The City of Fernie's primary drinking water supply source is Fairy Creek. The City also maintains James White Park Wells as a secondary drinking water source.
The following annual report is a condition of the City’s Water System Operating Permit granted by Interior Health. The Annual Drinking Water Report provides the details on how the City’s water system operates and describes any work that was done to the system in that year.
Fernie’s Water Sources
The City’s primary drinking water source is the Fairy Creek Spring.
The James White Park Wells are a secondary source, used when Fairy Creek is unavailable due to increased turbidity, typically during freshet.
Testing and Monitoring
The City of Fernie and Teck are both independently monitoring water quality in our municipal wells and sharing data to ensure safe drinking water that meets the standards of the BC Drinking Water Quality Guidelines.
Testing shows the James White Wells are influenced by the Elk River and can experience increased selenium concentrations in spring due to seasonal fluctuations.
In addition to the regular water testing conducted by the City as part of our Water System Operating Permit granted by Interior Health, City staff are currently undertaking sampling of the James White Wells for selenium on a bi-weekly basis. Our 2021 Annual Drinking Water Report provides provides the details on how the City’s water system operates, describes any work that was done to the system in the past year, as well as comprehensive water source testing results.
James White Park Wells
The City of Fernie experiences water quality issues each year with its primary water source, Fairy Creek- typically during spring freshet between April and June, which potentially results in the need for residents to boil their drinking water before its consumption. The City uses two production wells installed within James White Park to provide safe drinking water quality throughout the year. The wells are intended to be used for approximately three months (April through June) during the freshet and potentially on other occasions if the main source water quality becomes low. While in operation the well’s water will be extracted at a rate not to exceed 200 liters per second.

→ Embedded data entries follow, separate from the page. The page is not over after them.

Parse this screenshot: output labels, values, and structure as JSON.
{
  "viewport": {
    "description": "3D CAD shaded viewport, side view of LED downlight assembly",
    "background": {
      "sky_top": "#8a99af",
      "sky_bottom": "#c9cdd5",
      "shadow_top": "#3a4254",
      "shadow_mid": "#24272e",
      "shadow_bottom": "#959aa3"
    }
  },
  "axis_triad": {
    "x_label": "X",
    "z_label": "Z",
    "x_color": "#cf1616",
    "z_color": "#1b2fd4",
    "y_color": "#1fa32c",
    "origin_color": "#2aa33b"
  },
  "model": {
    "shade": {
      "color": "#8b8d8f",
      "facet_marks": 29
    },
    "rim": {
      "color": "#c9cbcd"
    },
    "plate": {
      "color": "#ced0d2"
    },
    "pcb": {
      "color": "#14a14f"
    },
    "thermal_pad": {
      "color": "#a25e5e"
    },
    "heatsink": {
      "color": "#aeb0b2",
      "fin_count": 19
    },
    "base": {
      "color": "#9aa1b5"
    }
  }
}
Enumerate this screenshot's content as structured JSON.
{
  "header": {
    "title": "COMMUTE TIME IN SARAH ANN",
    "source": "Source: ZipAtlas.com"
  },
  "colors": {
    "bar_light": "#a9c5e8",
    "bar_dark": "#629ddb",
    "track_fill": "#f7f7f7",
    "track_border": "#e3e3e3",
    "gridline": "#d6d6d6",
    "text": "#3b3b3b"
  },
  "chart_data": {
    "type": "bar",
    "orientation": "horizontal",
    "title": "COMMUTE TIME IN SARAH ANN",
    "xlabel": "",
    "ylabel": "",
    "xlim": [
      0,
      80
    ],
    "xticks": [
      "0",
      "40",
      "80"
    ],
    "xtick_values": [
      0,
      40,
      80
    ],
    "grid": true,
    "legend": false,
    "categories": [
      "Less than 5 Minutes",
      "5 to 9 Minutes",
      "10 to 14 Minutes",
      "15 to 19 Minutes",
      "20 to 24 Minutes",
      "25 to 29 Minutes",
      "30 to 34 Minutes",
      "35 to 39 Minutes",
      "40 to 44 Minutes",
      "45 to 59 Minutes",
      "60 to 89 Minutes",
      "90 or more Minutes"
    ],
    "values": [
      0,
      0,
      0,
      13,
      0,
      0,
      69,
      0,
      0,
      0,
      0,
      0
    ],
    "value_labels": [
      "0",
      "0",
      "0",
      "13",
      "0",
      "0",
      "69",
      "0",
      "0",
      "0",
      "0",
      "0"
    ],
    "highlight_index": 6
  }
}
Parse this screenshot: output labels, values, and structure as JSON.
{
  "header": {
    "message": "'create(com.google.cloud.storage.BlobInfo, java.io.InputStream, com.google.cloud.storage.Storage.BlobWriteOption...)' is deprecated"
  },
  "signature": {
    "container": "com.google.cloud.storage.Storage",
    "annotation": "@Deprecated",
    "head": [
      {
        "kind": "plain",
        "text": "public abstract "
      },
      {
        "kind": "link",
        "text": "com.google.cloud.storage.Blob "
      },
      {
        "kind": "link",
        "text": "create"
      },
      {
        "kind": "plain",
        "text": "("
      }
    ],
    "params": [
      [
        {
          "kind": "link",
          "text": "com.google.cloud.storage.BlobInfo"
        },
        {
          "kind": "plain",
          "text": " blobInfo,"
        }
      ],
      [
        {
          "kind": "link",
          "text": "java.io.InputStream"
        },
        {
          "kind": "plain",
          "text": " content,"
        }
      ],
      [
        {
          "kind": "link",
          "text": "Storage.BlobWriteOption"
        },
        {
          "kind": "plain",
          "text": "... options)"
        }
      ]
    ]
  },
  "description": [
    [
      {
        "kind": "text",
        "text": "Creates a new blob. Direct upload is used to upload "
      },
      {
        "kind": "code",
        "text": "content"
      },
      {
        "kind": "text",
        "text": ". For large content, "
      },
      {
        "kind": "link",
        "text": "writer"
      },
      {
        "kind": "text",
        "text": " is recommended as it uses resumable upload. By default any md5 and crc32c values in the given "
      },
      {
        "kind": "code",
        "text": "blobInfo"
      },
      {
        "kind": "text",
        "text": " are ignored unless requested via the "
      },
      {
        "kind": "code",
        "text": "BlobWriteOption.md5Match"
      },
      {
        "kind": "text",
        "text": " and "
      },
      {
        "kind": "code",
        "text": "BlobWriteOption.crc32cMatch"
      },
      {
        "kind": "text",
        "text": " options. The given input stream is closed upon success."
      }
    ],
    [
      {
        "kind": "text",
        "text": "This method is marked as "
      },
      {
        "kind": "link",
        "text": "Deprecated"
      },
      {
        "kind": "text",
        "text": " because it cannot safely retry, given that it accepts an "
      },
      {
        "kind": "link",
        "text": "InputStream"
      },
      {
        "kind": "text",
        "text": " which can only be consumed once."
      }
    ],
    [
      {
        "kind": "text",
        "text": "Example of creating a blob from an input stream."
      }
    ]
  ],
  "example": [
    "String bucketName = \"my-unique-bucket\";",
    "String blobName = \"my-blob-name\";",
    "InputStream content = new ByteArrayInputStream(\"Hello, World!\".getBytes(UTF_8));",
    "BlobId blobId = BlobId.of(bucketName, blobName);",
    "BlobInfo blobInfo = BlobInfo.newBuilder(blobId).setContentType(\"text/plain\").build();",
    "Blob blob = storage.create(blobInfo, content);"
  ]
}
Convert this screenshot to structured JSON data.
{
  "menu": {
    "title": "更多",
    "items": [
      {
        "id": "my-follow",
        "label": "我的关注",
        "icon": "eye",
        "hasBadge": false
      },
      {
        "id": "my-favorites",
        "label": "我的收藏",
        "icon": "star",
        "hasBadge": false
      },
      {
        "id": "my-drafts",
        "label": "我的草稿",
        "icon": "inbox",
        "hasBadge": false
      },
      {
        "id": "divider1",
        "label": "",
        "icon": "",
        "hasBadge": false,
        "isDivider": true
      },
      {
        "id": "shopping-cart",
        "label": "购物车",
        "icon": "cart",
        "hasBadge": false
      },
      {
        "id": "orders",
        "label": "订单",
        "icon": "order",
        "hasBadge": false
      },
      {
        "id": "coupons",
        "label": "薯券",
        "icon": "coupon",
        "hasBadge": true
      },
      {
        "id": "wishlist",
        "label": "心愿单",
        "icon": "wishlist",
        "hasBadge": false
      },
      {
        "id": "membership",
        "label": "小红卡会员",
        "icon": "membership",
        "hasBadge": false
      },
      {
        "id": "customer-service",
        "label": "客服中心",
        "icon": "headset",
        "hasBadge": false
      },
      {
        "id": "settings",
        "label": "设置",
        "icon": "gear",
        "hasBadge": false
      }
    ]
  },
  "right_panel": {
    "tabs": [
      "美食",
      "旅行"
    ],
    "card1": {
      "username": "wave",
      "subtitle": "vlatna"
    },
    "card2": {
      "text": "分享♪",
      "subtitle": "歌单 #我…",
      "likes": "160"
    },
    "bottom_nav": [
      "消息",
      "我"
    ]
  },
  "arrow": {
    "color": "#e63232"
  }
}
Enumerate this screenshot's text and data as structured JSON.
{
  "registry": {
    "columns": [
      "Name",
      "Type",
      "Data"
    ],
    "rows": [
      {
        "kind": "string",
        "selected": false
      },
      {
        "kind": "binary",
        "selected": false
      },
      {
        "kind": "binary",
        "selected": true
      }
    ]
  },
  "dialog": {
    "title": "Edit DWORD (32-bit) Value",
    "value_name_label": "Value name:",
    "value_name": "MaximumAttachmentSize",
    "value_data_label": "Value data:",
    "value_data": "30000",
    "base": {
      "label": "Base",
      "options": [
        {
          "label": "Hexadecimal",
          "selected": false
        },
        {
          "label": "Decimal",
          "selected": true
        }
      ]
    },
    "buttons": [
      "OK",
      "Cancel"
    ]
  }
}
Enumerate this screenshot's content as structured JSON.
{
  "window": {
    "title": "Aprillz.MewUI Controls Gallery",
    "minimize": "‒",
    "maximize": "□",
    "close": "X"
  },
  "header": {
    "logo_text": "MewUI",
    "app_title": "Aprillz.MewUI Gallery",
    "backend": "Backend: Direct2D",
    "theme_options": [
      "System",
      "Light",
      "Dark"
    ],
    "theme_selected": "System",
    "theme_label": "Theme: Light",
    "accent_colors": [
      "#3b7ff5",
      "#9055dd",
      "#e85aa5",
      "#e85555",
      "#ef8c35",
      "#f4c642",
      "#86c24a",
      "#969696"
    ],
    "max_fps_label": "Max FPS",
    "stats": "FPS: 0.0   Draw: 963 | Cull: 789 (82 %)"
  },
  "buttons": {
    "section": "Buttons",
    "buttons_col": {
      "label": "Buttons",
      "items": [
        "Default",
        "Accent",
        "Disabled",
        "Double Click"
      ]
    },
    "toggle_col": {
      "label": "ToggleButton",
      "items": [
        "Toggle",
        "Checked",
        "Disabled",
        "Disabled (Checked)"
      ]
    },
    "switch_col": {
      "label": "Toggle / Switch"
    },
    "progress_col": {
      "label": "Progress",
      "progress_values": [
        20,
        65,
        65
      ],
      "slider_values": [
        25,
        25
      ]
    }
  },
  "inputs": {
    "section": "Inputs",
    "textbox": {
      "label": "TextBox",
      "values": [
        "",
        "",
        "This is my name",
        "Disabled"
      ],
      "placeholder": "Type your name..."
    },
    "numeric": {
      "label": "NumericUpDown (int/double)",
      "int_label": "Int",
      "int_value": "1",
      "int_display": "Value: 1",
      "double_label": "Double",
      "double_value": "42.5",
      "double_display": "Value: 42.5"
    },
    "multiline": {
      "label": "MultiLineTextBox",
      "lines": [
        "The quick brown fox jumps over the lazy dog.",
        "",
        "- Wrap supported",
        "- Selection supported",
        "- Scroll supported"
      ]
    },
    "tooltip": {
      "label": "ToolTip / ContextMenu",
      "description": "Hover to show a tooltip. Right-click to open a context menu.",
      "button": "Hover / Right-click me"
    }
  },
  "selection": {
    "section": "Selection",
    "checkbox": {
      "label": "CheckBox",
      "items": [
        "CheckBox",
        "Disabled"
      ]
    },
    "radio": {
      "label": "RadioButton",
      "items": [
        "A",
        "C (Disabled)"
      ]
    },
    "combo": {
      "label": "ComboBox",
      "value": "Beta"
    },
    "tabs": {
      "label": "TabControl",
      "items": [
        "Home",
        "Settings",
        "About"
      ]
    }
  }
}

The secondary source consists of two well houses in James White Park containing the new production wells, a well control facility located adjacent to the City of Fernie Main Sewage Lift Station in James White Park, and a new water main connecting the pumped water to the existing water system.
Use of the wells was conditional on receiving an Environmental Assessment Certificate approved by the BC Ministry of Environment in keeping with the BC Environmental Assessment Act. This Environmental Assessment Certificate was granted to the City in November 2015. The information about the Environmental Assessment process and the official certificate are available online at https://projects.eao.gov.bc.ca/p/james-white-park-wells/detail.
The City is continuing work to ensure that all 23 conditions of the Environmental Assessment Certificate are being met.
- Aquifer Monitoring Plan
- Surface Water Monitoring Plan
- Operational Pumping Test Plan
- Frequently Asked Questions
- Well Owner and Surface Water Tenure Holder Engagement Plan
- Operational Pumping Test Plan - Coming Soon!
- James White Park Well Field Protection Plan - Coming Soon!
- The Interior Health Authority (IHA) regulates the permitting of the construction and operation of drinking water systems in the Southern Interior of BC
- IHA stipulates that safe drinking water, after treatment and disinfection, should normally produce a minimum chlorine residual of 0.2 mg/L
- Health Canada reports no harmful health effects in people who drink water with large concentrations (50 mg/L) of chlorine over short periods of time
- The concentration of residual chlorine in Fernie’s drinking water system, when using the Fairy Creek source ranges from 0.2 mg/L to 0.4 mg/L
- The concentration of residual chlorine in Fernie’s drinking water system, when using the James White Wells source ranges from 0.8 mg/L to 1.0 mg/L
If you’re interested in additional information on our water system, please contact us through the Request for Service
Water Quality (Turbidity)
The City of Fernie measures turbidity levels on an ongoing basis and publishes the Water Quality Ratings each day.
What does a FAIR rating mean?
A Fair rating (Water Quality Advisory) is a notice that the City of Fernie will issue if turbidity levels exceed 1 NTU. Children, the elderly, people with weakened immune systems, and anyone seeking additional protection drink will be advised to drink boiled water or a safe alternative.
What does a POOR rating mean?
A Poor rating (Boil Water Notice) is a notice we will issue if turbidity levels exceed 5 NTU’s. All users will be advised to drink boiled water or a safe alternative.
Turbidity? What is it and how does it affect me?
Public Facilities [PDF - 200 KB] If you Serve the Public you need to know this!
If you wish to receive automatic email updates on water quality please contact City Hall or call 250.423.6817 to register.
To request a temporary water shut off please contact City Hall at (250) 423-6817. The cost is $50 to shut the water off, and an additional $50 to turn it back on. Please pay the Water On/Off fee at City Hall and allow 24 hours notice to schedule the work unless it is an emergency.
New Utility Services? Contact City Hall for information regarding a New Water or Sewer Service Connection.
Would you like information on the following?
- WaterSmart [PDF - 1.2 MB]
- WaterSmart 2009-2012 Data Review and Actions Summary Report
- Columbia Basin Trust Fernie WaterSmart Link